- At least 10 metres from any field drain (draining to a water course)
- Have at least one metre of subsoil below the bottom of the burial cavity. Allowing a hole deep enough for at least one metre of soil to cover the burial.
- When the burial cavity is first dug, the bottom of the hole must be free of standing water.
Failure to comply with these guidelines can lead to the body being exhumed.
You will need to seek legal advice from a solicitor regarding the creation of a “Burial Register”. This is a record that is kept with the property that indicates:
- Who is buried on the site
- Where they were buried
- When the person was buried
This is a necessary record. If the land is sold, some building work enacted, or a serious land-slip occurs, then the police and whoever owns the property will need to know about the site to adjust their plans.
The body could be exhumed by any new property purchaser and reburied in a cemetery. There are legal means (restrictive covenant) by which you can ensure the grave remains untouched, but this will involve costs and other uncertainties.
Registering the Death / Coroner's Office
A certificate of burial issued by the Coroner or Registrar of Birth and Deaths will have to be obtained. The detachable section of this is to be completed and returned to the registrar by the person arranging the burial. It is important to note that the details of the burial, including location, are not recorded by the Registrar. If you are burying a body on your own property, then please contact the Coroner's Officer to advise the site of the burial. The Coroner keeps records of the deceased referred to them.
You may wish to erect a memorial to the person you have buried. As any memorial is considered under national planning law, you may need to seek planning permission to have the memorial erected (possibly even for small memorials). Under some circumstances planning permission may not be required. You should first contact the council’s Planning Department for advice.
If you wish to plant a tree in memory of your loved one, then you need to check the deeds to your property. There are normally no planning issues associated with the planting of trees.
We hold the Charter for the Bereaved Gold standard, which means we work to an additional set of standards and rules and provide a first class service to the public. We have held the gold standard for the last six years.
We are corporate members of the ICCM (Institute of Cemetery & Crematorium Management). The aim of the ICCM is to raise standards for the bereaved.
We also work to the ICCM safe Code of Working Practice for all operations on site.
We are responsible under LACO 1974 (Local Authorities Cemetery Order) to manage and run the eight cemeteries.
Memorials are fitted through masons who are qualified under the BRAMM scheme and all fix to the current British Standard BS8415.
Grave ownership must comply with the Statutory Declaration Act 1935.

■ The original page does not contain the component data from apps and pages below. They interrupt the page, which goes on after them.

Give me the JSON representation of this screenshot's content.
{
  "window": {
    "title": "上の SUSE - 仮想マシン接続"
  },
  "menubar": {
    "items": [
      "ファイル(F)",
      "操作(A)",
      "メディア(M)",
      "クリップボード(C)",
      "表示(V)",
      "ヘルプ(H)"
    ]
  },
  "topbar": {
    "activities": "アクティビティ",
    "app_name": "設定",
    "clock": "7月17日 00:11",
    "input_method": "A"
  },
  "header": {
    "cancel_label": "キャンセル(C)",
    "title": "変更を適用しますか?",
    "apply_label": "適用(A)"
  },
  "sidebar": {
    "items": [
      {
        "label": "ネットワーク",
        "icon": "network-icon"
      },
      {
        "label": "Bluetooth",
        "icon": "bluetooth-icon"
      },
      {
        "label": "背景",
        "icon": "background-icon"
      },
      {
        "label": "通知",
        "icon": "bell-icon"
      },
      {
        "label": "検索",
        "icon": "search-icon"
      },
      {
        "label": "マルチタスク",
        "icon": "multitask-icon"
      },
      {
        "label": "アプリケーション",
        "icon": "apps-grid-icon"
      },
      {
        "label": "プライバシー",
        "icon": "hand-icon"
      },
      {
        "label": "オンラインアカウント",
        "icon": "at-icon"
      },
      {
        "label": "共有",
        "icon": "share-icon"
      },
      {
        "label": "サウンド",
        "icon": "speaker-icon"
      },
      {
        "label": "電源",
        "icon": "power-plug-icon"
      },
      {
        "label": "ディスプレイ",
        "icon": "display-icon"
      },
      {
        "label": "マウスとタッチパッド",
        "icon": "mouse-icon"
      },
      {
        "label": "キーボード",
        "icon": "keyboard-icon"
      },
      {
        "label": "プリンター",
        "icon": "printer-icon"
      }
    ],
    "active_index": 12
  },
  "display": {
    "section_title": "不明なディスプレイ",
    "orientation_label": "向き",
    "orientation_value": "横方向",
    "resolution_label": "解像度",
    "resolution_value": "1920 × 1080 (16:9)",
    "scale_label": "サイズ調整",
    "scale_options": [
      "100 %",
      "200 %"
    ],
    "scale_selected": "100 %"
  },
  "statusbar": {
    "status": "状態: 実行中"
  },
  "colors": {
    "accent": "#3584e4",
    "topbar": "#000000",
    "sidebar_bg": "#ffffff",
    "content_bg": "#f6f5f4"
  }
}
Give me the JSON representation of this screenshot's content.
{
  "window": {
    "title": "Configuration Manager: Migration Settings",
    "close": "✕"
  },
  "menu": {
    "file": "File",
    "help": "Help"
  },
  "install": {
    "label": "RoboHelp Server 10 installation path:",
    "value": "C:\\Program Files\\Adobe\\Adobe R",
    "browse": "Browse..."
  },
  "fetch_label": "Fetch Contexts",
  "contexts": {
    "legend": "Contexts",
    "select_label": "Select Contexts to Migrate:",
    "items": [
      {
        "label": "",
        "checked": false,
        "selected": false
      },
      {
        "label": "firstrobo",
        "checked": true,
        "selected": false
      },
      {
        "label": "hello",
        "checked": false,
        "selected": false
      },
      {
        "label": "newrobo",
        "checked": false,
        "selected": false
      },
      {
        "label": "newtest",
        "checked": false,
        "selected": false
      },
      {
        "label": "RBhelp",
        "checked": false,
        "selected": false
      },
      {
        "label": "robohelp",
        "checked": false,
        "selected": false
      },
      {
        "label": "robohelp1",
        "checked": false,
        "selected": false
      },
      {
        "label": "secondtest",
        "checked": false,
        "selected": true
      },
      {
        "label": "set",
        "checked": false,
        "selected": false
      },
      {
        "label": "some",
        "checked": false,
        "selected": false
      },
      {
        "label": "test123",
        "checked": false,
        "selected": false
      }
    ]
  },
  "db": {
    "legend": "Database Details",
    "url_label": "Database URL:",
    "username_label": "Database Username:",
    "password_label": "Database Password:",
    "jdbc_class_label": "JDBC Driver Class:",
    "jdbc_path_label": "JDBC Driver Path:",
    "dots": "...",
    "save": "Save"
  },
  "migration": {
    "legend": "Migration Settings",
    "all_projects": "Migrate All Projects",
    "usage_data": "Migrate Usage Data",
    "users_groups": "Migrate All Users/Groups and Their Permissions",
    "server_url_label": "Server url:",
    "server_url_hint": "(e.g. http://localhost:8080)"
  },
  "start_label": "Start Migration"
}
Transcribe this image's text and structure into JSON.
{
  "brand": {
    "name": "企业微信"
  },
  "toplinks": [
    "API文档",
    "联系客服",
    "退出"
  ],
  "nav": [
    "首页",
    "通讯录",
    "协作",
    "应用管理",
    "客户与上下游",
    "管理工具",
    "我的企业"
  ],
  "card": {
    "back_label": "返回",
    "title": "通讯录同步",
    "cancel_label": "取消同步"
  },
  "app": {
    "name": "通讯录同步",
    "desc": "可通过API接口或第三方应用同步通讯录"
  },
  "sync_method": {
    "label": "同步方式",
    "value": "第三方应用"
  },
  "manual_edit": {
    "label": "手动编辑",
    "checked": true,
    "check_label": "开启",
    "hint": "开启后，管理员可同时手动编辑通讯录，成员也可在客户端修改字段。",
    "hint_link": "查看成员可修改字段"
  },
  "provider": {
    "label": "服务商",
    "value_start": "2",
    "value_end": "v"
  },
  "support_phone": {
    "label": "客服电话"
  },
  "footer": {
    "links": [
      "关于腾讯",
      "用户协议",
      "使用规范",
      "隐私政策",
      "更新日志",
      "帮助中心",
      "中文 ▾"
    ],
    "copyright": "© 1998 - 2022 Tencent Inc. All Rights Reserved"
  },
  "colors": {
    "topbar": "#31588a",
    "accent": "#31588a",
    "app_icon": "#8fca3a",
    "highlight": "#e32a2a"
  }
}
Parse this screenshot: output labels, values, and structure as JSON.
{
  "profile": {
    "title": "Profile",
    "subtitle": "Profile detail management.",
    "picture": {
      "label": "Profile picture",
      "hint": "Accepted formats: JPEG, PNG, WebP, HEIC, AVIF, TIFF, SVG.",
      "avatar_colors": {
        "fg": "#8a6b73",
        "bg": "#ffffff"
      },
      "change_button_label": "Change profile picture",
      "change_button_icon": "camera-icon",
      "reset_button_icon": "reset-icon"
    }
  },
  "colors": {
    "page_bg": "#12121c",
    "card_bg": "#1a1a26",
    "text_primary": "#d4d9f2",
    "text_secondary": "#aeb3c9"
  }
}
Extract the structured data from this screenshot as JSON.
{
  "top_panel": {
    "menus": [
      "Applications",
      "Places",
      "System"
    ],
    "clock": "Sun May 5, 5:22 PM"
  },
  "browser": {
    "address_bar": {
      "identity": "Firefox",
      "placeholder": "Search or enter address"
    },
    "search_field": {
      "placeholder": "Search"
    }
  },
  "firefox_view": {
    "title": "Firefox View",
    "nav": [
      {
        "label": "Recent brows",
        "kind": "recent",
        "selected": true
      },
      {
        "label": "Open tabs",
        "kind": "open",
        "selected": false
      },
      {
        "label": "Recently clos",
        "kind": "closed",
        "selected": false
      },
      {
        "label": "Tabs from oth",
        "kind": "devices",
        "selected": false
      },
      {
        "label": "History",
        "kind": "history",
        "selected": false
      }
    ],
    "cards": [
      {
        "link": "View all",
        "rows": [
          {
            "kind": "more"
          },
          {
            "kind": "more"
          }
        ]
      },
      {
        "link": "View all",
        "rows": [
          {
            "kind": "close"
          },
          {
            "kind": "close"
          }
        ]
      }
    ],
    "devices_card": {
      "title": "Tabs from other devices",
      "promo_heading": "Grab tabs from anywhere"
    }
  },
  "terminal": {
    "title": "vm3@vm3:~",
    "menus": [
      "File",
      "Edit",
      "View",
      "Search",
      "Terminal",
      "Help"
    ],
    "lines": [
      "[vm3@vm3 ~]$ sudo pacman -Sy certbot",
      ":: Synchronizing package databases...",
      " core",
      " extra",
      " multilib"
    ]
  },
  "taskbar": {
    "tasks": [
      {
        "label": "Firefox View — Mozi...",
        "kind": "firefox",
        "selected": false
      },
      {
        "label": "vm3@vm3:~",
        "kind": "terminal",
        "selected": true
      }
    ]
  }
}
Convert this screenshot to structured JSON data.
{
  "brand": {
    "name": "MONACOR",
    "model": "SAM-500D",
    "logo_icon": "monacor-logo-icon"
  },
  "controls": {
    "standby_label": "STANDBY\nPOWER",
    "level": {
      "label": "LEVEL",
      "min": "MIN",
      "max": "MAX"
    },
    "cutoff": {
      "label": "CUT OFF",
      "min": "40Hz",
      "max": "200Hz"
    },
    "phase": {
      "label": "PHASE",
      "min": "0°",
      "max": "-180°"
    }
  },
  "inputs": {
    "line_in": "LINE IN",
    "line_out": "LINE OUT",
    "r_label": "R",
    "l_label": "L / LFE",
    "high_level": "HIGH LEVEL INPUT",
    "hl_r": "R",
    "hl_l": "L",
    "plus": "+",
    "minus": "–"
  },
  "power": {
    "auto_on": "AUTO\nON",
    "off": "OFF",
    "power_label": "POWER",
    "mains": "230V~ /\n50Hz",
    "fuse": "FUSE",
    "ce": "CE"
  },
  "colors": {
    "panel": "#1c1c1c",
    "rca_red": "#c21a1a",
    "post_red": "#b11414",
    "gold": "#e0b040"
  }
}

We have legal responsibilities for:
Burial of the dead
The safety of memorials. We undertake a five year rolling programme of memorial inspections (we have around 25,000) as we have a statutory duty under Health & Safety at Work Act 1974 and the Management of Health & Safety at Work regulations 1999
Storage and upkeep of the registers, maps and records
Cemetery and closed churchyard maintenance
Section 46 of the Public Health (Control of Disease) Act 1984. This places a statutory obligation on local authorities to make funeral arrangements for those who die without anyone willing or able to make the arrangements. These are known as Council Funerals.
|What to do when someone dies||https://www.gov.uk/after-a-death|
|Commonwealth War Graves Commission||https://www.cwgc.org/|
|The Institute of Cemetery and Crematorium Management||http://www.iccm-uk.com/|
|Citizens Advice Bureau||https://www.citizensadvice.org.uk/|
|The Compassionate Friends||https://www.tcf.org.uk/|
|Cruse Bereavement Care||https://www.cruse.org.uk/|
|Foundation for the Study of Infant Deaths (SIDs)||http://www.sids.org.uk/||0207 222 8001|
|24 hour Cot Death Helpline||0207 233 2090|
|National Association of Widows||http://www.nawidows.org.uk/||0247 663 4848|
|Stillbirth and neonatal death society (Sands)||https://www.sands.org.uk/||0207 436 7940|
|Child Death Helpline||http://childdeathhelpline.org.uk/||0800 282986|